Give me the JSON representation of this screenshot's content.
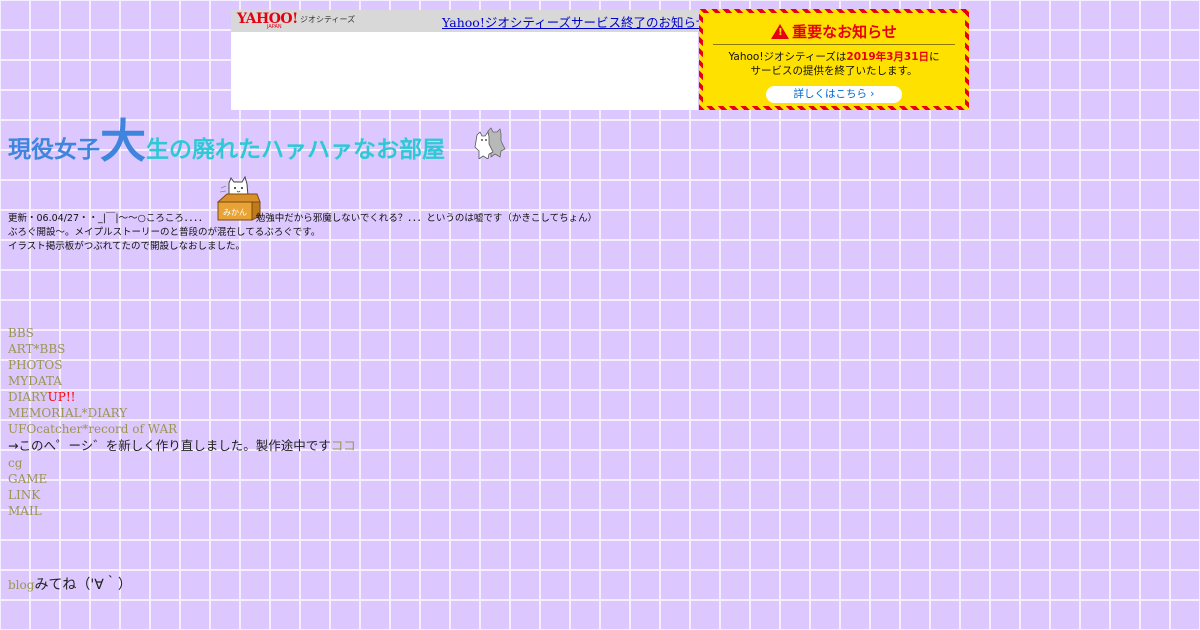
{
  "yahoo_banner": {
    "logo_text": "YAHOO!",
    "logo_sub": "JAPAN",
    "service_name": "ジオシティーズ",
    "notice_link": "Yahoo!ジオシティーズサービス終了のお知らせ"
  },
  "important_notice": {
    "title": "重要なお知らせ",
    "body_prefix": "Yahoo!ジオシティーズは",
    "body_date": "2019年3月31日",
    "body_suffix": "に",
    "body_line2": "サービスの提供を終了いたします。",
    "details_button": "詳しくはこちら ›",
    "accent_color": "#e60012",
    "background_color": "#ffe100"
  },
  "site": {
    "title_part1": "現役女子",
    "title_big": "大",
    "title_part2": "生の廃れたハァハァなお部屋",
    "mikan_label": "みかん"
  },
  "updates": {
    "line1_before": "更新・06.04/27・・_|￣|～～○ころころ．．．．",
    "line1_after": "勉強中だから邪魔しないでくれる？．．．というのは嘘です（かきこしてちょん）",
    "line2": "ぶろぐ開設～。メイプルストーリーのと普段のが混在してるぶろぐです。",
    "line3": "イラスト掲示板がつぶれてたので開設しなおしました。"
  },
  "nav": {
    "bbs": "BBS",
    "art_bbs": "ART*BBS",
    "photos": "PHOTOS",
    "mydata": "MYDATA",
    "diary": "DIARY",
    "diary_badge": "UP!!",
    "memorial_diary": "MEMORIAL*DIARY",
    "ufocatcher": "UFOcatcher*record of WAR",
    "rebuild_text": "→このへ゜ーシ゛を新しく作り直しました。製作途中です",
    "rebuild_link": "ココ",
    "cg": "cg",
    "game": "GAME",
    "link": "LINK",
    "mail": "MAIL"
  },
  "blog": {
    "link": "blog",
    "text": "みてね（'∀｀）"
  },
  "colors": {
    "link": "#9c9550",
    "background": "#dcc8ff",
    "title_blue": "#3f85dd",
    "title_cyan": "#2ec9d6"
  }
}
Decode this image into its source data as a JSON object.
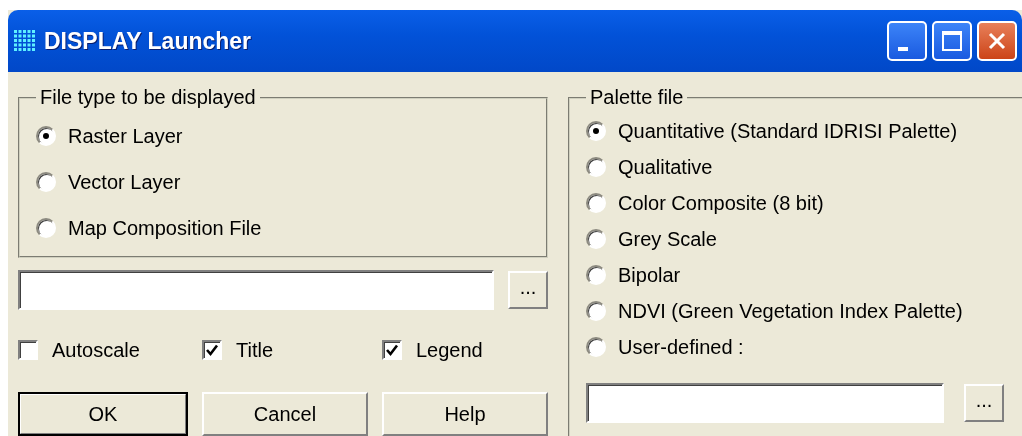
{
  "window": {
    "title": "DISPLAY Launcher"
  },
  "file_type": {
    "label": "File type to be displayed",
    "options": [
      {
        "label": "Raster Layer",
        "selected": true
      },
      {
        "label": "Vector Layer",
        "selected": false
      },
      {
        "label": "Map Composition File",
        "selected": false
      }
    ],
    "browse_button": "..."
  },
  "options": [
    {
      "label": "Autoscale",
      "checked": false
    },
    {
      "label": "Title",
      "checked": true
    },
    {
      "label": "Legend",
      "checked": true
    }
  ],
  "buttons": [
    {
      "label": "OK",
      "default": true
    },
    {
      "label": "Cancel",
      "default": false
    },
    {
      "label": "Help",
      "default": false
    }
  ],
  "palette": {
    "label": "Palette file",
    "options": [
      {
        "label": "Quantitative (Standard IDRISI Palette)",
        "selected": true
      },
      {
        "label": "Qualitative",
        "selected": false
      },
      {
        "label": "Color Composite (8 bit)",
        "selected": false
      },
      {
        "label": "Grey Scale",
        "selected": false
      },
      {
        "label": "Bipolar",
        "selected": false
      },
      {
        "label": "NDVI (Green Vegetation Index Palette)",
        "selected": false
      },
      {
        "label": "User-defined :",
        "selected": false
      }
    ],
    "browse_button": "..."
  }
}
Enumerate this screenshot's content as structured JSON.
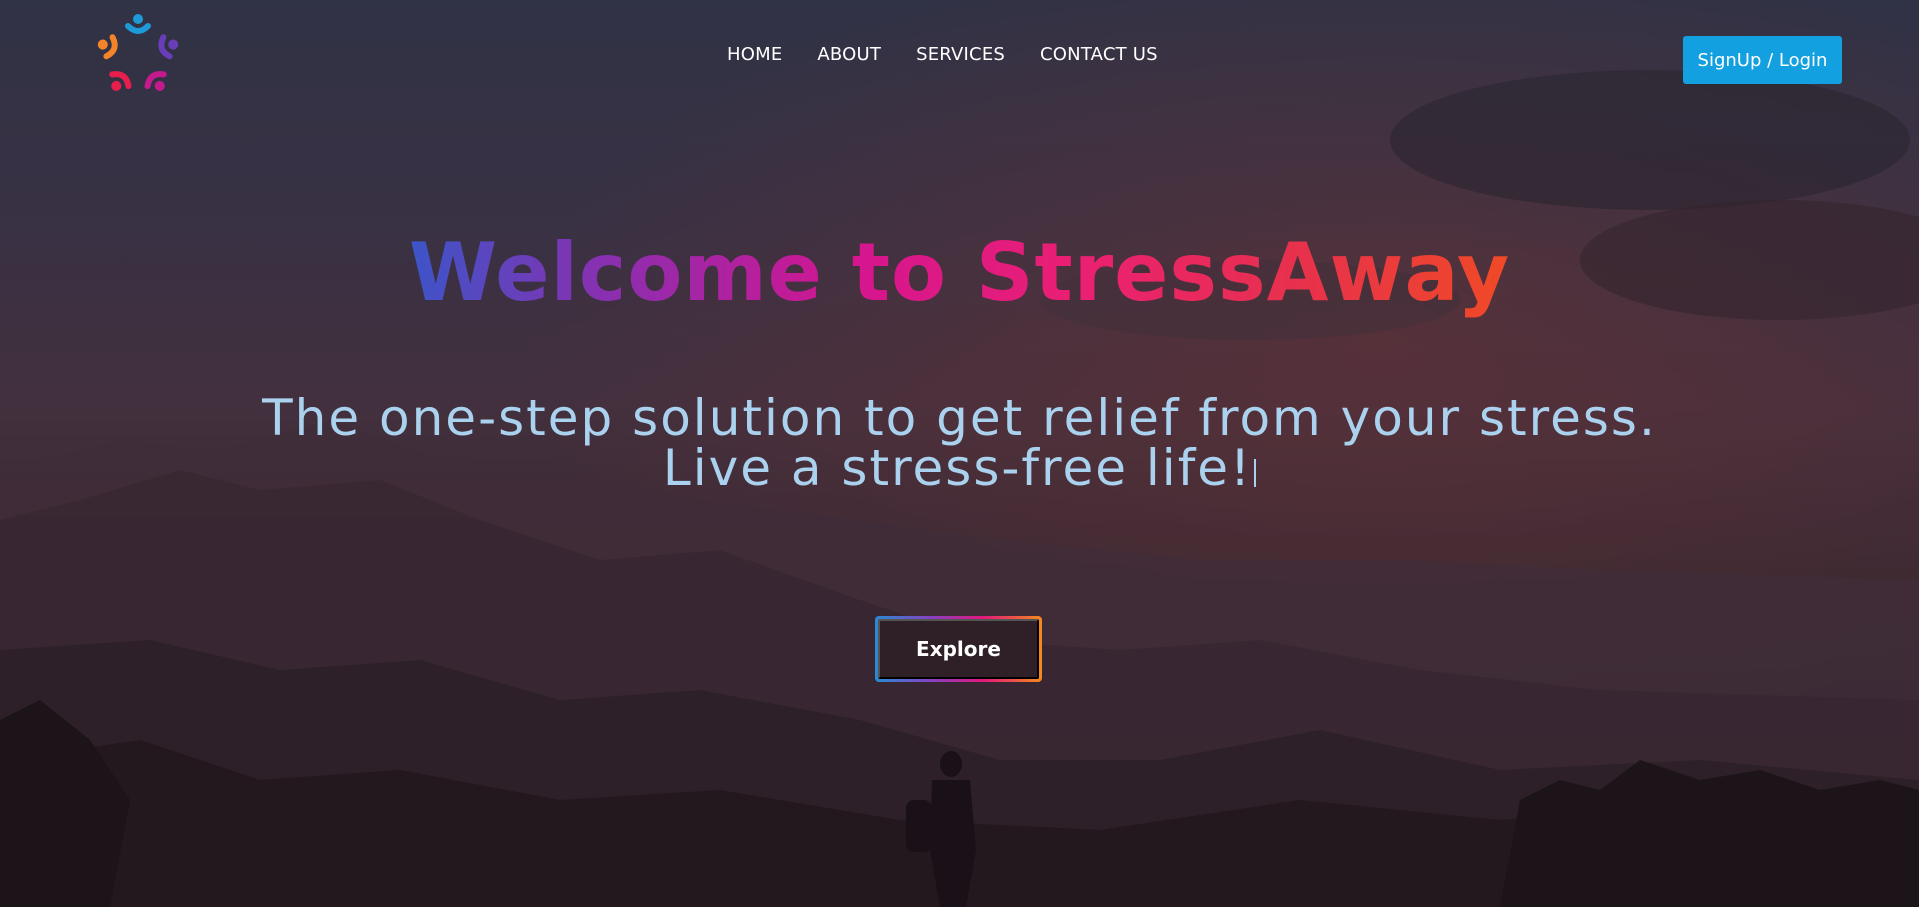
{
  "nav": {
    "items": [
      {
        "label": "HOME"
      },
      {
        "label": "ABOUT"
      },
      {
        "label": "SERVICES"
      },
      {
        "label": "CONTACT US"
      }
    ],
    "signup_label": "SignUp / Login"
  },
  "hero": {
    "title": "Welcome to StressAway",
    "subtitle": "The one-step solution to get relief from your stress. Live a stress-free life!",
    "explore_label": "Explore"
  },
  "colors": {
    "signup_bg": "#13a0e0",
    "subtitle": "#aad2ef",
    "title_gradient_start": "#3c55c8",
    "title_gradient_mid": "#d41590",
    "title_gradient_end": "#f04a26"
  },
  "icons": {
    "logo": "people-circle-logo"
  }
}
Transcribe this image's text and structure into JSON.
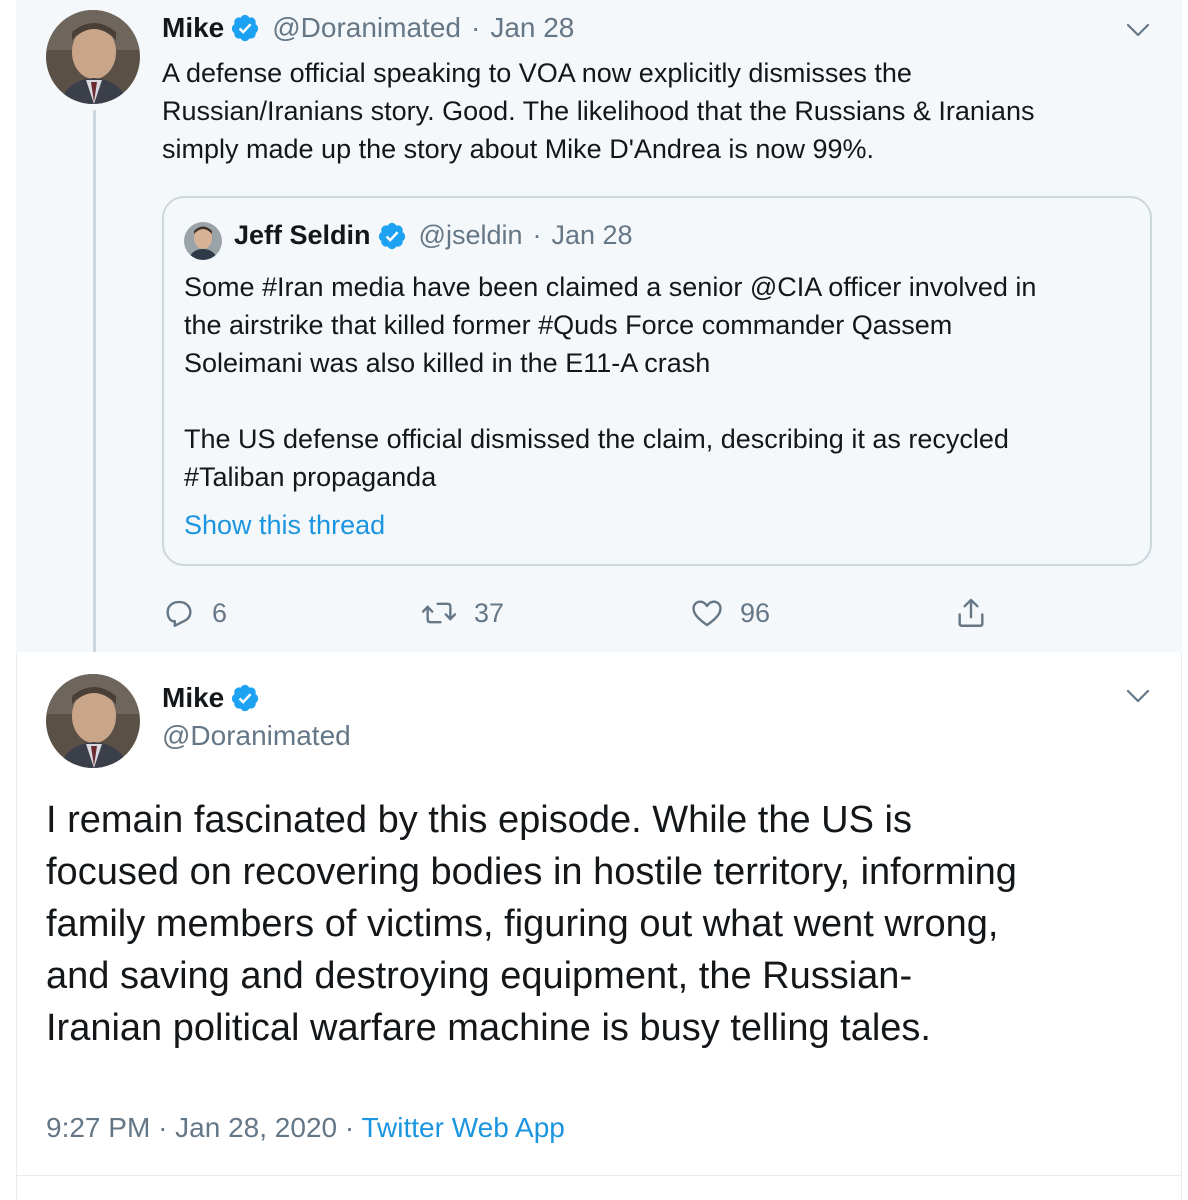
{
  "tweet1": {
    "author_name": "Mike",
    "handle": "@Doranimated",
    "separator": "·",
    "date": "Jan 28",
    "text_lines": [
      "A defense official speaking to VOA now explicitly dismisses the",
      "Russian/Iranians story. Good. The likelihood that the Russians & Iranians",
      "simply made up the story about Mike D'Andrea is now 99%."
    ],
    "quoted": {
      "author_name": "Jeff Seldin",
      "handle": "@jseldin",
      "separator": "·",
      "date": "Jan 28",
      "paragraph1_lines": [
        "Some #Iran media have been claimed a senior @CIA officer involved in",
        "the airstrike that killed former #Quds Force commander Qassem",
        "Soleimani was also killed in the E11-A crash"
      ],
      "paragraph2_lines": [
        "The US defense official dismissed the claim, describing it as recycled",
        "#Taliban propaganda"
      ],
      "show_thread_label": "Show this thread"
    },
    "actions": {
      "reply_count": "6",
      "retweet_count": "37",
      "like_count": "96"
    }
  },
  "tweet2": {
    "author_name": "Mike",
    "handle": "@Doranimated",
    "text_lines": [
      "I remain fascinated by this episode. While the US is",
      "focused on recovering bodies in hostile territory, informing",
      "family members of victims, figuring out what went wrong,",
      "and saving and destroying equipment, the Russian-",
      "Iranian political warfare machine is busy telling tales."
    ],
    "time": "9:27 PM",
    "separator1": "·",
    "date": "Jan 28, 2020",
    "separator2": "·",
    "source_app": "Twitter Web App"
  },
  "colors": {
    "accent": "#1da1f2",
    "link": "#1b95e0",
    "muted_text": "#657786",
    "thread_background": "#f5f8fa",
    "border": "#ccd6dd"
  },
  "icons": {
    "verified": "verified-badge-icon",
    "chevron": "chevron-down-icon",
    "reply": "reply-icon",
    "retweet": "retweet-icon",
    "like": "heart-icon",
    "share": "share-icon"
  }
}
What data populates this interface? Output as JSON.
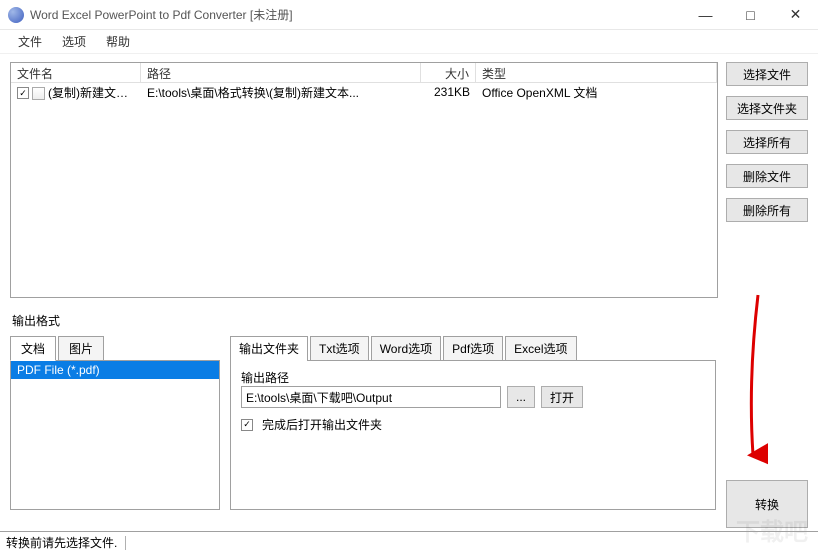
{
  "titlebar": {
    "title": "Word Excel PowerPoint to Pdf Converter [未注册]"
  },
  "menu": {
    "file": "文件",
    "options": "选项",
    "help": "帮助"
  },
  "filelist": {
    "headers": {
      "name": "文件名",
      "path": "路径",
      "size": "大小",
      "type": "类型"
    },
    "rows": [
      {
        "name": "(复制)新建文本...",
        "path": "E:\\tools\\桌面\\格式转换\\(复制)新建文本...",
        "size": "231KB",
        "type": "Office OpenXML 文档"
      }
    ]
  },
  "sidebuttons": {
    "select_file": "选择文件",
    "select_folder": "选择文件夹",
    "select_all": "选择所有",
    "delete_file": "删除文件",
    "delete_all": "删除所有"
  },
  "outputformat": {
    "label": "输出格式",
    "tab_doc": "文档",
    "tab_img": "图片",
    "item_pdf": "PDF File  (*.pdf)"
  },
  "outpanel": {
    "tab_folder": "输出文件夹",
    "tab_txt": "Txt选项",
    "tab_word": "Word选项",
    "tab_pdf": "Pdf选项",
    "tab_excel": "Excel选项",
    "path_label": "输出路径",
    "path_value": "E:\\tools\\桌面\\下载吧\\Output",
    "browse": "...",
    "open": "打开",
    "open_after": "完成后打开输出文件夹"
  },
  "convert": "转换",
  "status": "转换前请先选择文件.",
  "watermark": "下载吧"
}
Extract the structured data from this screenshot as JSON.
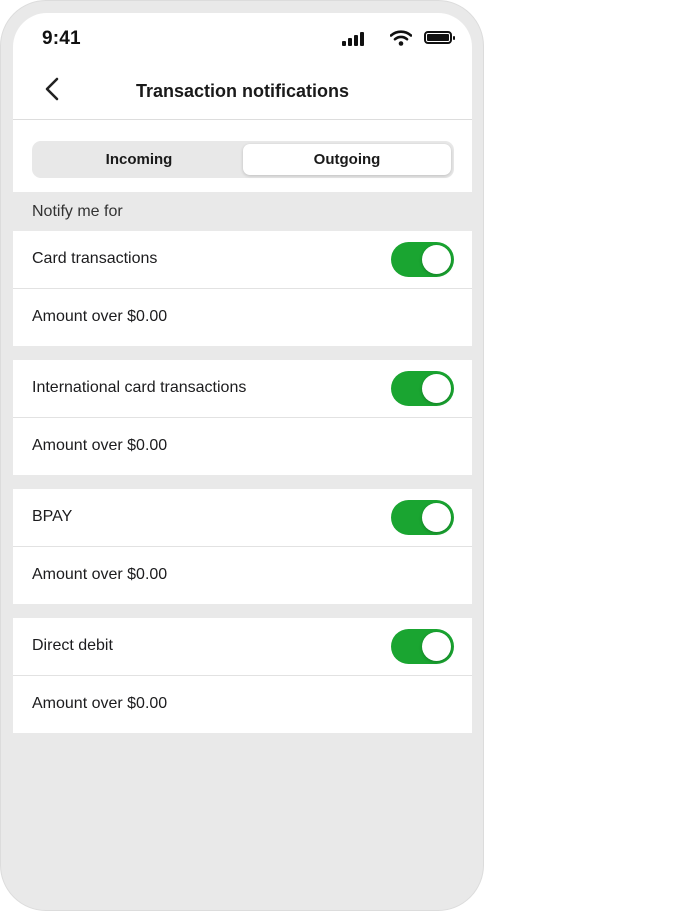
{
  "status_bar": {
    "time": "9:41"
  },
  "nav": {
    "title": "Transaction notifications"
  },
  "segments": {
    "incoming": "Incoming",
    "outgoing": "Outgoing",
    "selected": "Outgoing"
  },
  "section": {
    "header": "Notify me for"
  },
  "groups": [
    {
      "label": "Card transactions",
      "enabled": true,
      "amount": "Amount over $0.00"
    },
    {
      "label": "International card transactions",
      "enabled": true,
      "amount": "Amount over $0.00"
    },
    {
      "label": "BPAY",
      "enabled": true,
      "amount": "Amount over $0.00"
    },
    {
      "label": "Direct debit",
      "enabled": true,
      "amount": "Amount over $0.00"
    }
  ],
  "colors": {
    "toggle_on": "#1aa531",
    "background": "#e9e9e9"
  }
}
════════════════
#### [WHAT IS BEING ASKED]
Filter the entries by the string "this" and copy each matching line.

#### [THE ANSWER]
Give me the JSON representation of this screenshot's content.
Decode this image into its source data as a JSON object.
Enumerate this screenshot's content as structured JSON.
Transcribe this image's text and structure into JSON.
      "show_thread_label": "Show this thread"
      "I remain fascinated by this episode. While the US is",
What data populates this interface? Output as JSON.
Extract the structured data from this screenshot as JSON.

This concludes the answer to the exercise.